Problem description =>
What lines of the data below hold the string "title"? Copy each one out.

Input records =>
===
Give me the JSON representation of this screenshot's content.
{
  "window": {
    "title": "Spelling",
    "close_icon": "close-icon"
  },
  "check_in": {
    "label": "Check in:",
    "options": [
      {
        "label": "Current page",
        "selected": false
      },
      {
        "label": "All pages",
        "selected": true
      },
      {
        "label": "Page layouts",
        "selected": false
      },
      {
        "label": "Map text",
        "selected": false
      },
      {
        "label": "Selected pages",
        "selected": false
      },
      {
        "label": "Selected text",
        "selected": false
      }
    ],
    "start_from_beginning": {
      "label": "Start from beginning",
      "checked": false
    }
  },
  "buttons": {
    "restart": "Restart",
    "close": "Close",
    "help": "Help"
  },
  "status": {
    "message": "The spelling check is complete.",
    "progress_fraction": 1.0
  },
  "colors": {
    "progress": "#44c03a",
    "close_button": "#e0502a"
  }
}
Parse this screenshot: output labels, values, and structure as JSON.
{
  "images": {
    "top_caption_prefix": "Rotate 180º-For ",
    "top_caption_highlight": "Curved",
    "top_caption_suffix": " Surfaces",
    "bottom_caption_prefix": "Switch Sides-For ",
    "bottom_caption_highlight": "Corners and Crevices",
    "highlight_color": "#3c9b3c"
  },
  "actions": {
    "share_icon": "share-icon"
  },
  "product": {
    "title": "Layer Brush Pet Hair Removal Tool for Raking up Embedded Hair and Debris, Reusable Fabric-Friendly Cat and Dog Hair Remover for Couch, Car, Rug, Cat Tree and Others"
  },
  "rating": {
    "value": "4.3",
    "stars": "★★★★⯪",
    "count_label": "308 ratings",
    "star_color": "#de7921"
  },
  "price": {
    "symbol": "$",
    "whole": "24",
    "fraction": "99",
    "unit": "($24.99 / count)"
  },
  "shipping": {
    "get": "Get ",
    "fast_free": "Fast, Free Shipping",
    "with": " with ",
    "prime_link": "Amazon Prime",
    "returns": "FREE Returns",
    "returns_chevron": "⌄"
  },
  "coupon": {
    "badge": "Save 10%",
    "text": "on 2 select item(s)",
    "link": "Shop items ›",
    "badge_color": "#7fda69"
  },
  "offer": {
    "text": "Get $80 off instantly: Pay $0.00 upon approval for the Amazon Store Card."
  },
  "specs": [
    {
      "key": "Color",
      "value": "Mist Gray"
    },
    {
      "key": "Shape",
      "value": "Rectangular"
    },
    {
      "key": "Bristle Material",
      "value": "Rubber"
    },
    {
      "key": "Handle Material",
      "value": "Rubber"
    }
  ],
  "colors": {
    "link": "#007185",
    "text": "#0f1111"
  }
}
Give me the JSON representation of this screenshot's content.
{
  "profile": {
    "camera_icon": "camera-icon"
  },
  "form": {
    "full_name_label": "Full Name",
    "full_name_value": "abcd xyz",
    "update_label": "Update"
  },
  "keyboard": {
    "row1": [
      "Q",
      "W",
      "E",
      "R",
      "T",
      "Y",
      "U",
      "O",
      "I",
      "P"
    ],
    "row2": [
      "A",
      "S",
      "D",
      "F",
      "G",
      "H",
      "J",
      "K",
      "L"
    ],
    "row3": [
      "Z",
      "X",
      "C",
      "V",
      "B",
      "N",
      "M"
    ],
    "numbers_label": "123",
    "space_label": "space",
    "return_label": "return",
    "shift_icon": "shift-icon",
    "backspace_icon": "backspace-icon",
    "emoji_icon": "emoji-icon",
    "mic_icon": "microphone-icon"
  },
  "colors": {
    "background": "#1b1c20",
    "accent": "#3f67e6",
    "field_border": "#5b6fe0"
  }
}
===
Answer box =>
    "title": "Spelling",
    "title": "Layer Brush Pet Hair Removal Tool for Raking up Embedded Hair and Debris, Reusable Fabric-Friendly Cat and Dog Hair Remover for Couch, Car, Rug, Cat Tree and Others"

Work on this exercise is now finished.